_Exercise goal_.
Copy out every line of the data where the word "Media" is found.

═══ Material shown

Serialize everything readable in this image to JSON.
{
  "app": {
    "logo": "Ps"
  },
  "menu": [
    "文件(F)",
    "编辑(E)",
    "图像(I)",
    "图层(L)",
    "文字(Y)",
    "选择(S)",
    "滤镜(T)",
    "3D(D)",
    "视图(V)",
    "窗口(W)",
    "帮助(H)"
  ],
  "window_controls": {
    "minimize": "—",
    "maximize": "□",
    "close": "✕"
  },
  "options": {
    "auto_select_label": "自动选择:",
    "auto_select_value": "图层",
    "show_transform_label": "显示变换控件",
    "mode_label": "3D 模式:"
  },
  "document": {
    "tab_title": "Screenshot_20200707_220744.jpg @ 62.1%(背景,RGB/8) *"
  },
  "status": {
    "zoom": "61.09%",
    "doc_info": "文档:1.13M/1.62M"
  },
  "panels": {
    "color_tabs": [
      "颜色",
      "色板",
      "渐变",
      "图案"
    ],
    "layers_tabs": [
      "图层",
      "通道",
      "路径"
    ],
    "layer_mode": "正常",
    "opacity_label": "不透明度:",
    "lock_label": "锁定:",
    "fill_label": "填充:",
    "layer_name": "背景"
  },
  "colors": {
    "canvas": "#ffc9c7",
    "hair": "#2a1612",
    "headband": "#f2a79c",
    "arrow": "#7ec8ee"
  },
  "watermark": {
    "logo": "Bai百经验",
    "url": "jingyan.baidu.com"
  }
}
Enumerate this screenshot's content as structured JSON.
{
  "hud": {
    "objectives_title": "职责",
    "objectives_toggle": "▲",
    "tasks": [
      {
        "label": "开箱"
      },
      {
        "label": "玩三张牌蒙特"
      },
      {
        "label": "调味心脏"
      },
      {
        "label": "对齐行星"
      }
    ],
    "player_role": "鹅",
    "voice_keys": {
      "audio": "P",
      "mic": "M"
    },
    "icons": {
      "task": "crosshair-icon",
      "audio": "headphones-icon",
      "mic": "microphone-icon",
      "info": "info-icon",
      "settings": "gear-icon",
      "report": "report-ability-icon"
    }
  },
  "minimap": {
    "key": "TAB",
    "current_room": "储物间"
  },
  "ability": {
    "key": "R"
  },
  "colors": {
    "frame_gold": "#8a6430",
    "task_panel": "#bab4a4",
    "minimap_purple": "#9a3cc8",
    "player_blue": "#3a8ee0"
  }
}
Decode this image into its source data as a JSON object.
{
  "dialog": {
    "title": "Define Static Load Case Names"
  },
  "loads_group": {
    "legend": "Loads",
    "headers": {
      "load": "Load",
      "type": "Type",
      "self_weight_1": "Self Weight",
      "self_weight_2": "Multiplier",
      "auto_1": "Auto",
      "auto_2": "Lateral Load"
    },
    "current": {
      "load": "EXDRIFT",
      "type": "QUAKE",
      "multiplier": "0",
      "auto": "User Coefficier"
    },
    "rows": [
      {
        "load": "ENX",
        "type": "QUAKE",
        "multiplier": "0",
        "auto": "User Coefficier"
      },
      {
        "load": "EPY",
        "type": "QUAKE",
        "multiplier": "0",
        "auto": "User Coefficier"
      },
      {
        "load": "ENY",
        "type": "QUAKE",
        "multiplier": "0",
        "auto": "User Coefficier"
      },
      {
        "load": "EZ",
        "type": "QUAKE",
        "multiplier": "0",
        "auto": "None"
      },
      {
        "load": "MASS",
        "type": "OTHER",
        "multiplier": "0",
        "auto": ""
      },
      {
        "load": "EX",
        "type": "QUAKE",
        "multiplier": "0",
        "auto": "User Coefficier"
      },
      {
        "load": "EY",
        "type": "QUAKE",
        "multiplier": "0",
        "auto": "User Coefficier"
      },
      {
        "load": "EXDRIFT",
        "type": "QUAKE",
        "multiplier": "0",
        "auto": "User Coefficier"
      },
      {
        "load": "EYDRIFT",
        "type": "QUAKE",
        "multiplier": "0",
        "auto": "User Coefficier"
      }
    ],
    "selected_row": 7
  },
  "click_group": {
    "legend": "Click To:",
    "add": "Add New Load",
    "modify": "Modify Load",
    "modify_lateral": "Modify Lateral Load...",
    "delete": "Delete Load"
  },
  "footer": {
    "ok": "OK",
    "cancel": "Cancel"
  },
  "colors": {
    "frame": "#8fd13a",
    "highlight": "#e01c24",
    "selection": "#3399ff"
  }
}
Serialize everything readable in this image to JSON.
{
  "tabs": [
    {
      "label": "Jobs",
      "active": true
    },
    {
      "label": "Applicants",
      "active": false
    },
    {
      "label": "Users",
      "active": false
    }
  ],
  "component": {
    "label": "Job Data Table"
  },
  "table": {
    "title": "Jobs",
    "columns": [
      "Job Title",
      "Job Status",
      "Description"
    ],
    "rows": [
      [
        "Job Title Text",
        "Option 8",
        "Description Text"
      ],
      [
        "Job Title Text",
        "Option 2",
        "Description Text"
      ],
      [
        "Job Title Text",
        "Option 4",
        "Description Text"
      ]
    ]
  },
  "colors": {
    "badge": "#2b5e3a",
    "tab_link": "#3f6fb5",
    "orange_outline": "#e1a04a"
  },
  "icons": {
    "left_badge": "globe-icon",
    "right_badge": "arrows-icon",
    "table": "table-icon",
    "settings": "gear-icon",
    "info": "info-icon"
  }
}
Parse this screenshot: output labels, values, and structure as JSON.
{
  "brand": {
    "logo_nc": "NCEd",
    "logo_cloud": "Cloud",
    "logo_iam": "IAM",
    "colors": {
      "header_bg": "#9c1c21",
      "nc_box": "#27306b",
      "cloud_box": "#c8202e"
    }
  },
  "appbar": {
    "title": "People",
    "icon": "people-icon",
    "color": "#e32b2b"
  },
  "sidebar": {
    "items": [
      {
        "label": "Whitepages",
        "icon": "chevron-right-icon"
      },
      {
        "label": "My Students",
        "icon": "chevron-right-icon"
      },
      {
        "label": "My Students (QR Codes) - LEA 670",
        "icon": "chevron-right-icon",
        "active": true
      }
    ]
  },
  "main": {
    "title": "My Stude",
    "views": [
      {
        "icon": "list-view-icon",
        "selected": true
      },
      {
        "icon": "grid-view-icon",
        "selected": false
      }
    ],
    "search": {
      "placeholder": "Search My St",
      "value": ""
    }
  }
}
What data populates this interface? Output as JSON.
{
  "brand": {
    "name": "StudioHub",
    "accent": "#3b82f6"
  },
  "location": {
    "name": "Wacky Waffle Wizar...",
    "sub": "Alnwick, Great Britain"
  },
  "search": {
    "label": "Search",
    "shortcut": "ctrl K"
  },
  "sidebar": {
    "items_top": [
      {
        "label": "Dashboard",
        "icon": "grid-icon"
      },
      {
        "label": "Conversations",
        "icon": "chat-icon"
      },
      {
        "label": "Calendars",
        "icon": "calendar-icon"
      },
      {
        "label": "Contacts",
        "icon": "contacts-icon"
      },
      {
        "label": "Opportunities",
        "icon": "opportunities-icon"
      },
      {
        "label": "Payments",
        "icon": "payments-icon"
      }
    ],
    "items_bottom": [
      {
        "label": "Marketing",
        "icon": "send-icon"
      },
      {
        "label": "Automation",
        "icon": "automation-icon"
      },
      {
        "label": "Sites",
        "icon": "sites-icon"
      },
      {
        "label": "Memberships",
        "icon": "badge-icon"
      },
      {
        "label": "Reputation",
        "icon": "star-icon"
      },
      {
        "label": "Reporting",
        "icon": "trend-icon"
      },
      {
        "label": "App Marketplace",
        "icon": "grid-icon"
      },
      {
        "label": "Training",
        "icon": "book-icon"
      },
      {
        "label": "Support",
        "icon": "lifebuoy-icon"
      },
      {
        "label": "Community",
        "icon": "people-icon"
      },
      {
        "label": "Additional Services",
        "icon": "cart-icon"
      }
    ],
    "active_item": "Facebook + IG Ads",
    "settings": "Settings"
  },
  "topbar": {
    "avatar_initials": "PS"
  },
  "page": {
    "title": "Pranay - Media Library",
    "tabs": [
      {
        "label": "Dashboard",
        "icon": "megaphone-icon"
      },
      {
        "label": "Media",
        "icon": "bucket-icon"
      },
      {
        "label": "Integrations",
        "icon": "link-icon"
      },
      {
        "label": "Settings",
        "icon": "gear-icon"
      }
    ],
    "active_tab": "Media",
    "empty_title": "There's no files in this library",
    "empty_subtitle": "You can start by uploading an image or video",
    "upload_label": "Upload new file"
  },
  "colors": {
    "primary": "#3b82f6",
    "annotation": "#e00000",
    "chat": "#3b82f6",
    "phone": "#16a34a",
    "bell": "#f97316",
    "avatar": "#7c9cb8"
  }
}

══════

_Exercise response_.
    "title": "Pranay - Media Library",
        "label": "Media",
    "active_tab": "Media",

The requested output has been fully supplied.